- Second hand – All in excellent condition: £699
- Saving £751
You can save lots of smaller items too. Why buy a new desk when you can get a more solid version for a quarter of the price? I’ve bought tables for £10!
2. It can be better quality
In the last few decades the majority of mid and budget priced furniture has been made of composite timber. That could be veneered MDF which is mushed up bits of wood glued together and covered with thin sheets of real wood, or it could be made with smaller lengths of wood that are joined together.
MDF is cheap, sandable and resistant to woodworm but swells up and distorts if it gets wet. Smaller lengths of timber that have been joined together are weaker than one long length.
To get decent quality solid wood in new furniture you need to be prepared to spend a fair bit of money. Buy second hand from Preloved though and £20 can get you a solid teak sideboard with mortice and tenon joins on the drawers.
I am not an expert but I have bought a lot of secondhand furniture over the years. I’ve upgraded bit by bit to owning classic Ercol and Stag pieces that have come my way at bargain prices.
3. Here are my top tips for finding good quality:
- Hardwood lasts better than softwood. If there is a choice go for teak, oak or maple rather than pine. You can test by drawing a line with your fingernail in a hidden area, if it dents, it is probably a softwood which means that it will bump and scratch more easily in day to day use.
- Check for little holes that might be woodworm. If the furniture looks like it has been used as a dart board be wary. If you see dust around the holes do not buy it. Older bits of furniture may have had woodworm in the past which has been treated but it takes a good trained eye to tell what is dormant or not.
- Proper woodwork is better than staples. A drawer held together with nails or staples will not be as strong as one that has zig zag mortice and tenon or dovetail joints. Dowels are generally strong and just glue is weak.
- Watch out for warps. Wooden furniture that has been stored badly can warp, which means that drawers will not open well and chairs might be wobbly.
- Covering sofas and chairs is not as easy as it looks, unless you are just replacing the cover on a drop in seat. YouTube has lots of helpful tutorials and if you get into it, there are lots of upholstery courses all over the country.
- Good cushions have an outer cover and a separate inner foam section that should be covered too. Just foam on it’s own will not last long.
4. It comes with a history of its own

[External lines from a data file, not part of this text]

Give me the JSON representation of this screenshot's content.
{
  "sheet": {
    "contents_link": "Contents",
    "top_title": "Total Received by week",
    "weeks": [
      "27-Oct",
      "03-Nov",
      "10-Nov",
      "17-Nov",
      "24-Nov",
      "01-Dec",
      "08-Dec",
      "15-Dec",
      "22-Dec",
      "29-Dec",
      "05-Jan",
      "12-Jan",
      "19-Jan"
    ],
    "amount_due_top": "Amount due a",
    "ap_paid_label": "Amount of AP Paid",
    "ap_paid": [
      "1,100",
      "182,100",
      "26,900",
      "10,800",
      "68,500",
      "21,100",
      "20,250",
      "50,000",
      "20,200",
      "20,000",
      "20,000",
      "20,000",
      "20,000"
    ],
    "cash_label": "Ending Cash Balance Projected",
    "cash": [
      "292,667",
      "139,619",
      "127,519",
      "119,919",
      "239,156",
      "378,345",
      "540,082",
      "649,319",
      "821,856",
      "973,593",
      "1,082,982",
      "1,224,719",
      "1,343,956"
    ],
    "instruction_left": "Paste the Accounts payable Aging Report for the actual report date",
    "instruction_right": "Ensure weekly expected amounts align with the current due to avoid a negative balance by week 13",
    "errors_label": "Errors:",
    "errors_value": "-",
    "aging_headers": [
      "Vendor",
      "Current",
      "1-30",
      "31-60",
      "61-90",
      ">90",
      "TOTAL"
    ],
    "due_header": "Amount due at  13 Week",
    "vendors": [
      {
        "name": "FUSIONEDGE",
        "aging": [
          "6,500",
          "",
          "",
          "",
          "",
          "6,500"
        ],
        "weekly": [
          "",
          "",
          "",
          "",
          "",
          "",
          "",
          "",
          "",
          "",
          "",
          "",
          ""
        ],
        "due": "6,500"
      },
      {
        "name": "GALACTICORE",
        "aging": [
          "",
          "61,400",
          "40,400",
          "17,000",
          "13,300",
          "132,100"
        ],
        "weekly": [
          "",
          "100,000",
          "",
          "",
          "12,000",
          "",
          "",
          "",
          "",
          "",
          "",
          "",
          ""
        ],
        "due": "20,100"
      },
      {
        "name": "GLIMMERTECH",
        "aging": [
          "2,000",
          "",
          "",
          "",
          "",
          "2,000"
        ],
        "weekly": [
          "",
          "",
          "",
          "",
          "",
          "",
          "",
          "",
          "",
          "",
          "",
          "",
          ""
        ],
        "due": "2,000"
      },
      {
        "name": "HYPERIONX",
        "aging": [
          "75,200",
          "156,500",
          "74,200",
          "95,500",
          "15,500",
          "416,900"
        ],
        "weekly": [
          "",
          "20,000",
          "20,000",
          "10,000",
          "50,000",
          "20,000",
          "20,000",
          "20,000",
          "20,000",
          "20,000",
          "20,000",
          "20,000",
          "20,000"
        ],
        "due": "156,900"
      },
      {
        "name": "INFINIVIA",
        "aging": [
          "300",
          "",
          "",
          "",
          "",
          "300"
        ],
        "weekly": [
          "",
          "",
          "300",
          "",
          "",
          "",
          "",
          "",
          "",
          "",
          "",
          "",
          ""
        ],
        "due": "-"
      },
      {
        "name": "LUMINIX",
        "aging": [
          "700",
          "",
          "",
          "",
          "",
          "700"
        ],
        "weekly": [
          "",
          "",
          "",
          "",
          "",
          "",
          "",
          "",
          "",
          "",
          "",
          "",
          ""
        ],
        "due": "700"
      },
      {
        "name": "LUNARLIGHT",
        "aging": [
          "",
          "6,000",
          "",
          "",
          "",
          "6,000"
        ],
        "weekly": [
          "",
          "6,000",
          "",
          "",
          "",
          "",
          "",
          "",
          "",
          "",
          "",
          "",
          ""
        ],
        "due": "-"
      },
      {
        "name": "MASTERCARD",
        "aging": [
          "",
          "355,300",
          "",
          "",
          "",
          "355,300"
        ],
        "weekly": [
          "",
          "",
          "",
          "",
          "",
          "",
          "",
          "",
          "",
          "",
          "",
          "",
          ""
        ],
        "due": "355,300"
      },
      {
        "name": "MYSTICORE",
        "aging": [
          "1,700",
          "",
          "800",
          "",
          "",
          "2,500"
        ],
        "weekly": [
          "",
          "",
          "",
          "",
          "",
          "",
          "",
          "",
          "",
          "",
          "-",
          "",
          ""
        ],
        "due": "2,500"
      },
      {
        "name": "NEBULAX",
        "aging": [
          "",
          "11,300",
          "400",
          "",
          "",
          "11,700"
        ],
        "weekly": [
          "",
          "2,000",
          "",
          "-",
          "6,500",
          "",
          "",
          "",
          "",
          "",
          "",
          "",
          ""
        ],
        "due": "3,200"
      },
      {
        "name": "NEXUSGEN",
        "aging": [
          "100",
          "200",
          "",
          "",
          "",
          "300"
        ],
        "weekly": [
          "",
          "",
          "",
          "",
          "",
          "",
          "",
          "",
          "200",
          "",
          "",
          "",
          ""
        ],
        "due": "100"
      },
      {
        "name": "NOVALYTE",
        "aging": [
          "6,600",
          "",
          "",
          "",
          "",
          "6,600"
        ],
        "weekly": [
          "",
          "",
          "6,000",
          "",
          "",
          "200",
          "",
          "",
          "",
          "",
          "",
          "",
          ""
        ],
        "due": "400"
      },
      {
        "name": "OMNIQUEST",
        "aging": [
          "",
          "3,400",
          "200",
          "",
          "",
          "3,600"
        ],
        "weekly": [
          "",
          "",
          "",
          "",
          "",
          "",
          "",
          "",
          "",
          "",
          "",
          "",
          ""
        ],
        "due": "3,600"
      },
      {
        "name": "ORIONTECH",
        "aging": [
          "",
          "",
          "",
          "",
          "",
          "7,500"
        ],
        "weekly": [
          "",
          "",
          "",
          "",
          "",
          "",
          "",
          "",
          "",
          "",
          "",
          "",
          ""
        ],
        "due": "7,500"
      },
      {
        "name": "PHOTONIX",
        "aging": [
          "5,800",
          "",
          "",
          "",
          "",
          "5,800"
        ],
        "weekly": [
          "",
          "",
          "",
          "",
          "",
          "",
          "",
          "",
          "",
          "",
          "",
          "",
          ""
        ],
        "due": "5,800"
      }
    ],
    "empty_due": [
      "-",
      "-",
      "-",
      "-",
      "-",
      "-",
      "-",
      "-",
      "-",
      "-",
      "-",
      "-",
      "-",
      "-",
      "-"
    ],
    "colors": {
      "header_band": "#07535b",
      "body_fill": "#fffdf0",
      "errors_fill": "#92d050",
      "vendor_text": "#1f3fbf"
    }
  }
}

There isn’t much in my house that is new because I prefer used furniture with character and history. I’ve no way of knowing who sat in my chair before, where my little side table was situated or who used my lamp for reading. Who knows, perhaps they used it for knitting too, just like me. A bit of history in furniture you use every day really connects you with the past and it makes me feel more grounded. I don’t get that feeling with MDF.